As an aside, perhaps the most interesting different (but not in kind) currant BHL mentions is baseball being the “civic religion” in his journey and observations to today, where obviously and clearly, football has become the “civic religion.” Similarly to how we enshrined baseball into our civic religion, BHL notes how important myth (even about baseball) is to our understanding of ourselves, our need to form a shared memory, even if one doesn’t and can’t possibly exist, and an outgrowth of this is the proliferation of museums, BHL notices, of big and small, valuable and seemingly tawdry, a symbol of our national hoarding of anything remotely passing for our pass (and that shared memory). The agitations, or aforementioned convulsions, to this attempt at shared memory is that different groups perceive America’s history differently and express as much, then when BHL was traveling (like to South Dakota and Mount Rushmore and his dialogues with Native Americans), and now, salient as ever, with things like the 1619 project.
Even BHL’s hypothesis that Bush winning reelection and defeating Kerry is like the “last death throes of the conservative majority” rings familiar to today’s ears. People have hypothesized the same with Trump, 12 years after the fact of Bush’s reelection. And less a last death throes of a conservative majority, Trump’s victory ushered in a different kind of “conservativism” entirely, an utter rejection of Bush’s stated form of “compassionate conservativism” and of neoconservative wars of adventure.

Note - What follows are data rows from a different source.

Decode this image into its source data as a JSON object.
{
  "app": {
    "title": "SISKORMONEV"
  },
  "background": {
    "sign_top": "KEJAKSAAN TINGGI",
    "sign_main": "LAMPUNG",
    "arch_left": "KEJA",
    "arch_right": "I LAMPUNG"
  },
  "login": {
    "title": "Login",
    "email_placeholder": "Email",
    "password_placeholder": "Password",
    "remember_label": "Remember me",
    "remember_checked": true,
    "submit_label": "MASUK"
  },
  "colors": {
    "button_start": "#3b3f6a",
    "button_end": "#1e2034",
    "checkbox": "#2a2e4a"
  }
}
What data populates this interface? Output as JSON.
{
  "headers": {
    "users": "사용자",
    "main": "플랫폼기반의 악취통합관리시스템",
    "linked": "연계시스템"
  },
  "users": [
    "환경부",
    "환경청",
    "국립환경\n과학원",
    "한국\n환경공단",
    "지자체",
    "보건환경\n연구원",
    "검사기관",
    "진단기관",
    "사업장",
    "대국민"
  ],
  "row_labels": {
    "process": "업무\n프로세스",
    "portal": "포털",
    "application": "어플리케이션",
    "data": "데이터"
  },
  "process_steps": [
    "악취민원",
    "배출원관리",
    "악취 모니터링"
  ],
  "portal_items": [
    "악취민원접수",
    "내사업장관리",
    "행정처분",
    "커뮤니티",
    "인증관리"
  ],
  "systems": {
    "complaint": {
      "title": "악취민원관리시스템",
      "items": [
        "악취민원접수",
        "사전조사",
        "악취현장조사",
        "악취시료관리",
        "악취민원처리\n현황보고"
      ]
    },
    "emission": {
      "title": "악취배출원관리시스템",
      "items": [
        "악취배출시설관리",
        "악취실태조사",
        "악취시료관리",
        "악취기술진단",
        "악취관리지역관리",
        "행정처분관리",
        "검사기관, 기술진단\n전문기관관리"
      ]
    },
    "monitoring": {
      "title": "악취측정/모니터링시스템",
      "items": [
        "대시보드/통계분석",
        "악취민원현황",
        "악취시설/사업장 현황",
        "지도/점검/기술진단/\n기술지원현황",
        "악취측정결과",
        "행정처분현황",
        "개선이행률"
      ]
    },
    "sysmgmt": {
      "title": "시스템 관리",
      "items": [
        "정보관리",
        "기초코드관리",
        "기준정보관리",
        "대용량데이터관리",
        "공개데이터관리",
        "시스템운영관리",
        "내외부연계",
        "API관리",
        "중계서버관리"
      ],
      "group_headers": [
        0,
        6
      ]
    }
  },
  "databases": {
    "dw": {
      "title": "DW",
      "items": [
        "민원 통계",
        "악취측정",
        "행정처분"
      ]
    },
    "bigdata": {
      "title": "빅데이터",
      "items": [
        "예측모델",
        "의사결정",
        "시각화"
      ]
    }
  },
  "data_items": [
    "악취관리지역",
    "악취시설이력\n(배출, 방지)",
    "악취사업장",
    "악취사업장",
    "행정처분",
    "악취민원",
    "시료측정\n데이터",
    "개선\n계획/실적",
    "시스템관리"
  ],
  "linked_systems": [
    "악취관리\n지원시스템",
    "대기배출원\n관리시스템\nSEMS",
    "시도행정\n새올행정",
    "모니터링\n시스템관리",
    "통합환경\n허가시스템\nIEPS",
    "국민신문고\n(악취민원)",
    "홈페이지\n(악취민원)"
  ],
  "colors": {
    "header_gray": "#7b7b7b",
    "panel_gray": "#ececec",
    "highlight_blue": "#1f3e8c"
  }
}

Finally, one more point worth engaging with from BHL is his dealing of Francis Fukuyama and his theory arising from, The End of History and the Last Man, that the collapse of the Berlin Wall essentially ushered in a post-history society, a “final form of government” where “nothing can challenge the capitalist, liberal order that is in the process of imposing itself today.” Of course, as we’ve seen, not just in the United States with Donald Trump and the MAGA movement, but the world over, citizens, demagogues, tyrants, and governments are certainly trying their ample best to reverse and tear down that “capitalist, liberal order” they blame for all the ills of modern society.
I found BHL’s book, for the most part (I hedge only that he’s a philosopher, so, it can be rather tedious to read at times), to be a fun journey through America. As I always like to preface, I’m not the patriotic type, and yet, I still find myself feeling some sort of pride and some sort of way when an “outsider” describes America and the best of our abstractions, our people, our cities, our way of life, and our history and what its meant (and continues to mean) for the world. BHL said there’s just something about America writers of his ilk have yearned to understand and investigate, and in the modern context, in a Jack Kerouac On the Road way. America, unlike anywhere else, invites such journeying and investigation.
It’s not likely that a political book about a particular political time in America would seem resonate 17 years after the fact, but BHL’s book, American Vertigo, finds salience to today’s America because history does indeed repeat and rhyme; we have the same fights and discussions and we’re still battling for our American identity, our shared American memory, and our sense of place in the world, and perhaps our duty to the world. In these ways, BHL believes America is actually better than its detractors give it credit for, but also not the harbinger of the “end of history” rather than the unfurling of something new (and old?) altogether. I think that’s a fair characterization of his concluding reflections at the end of the book.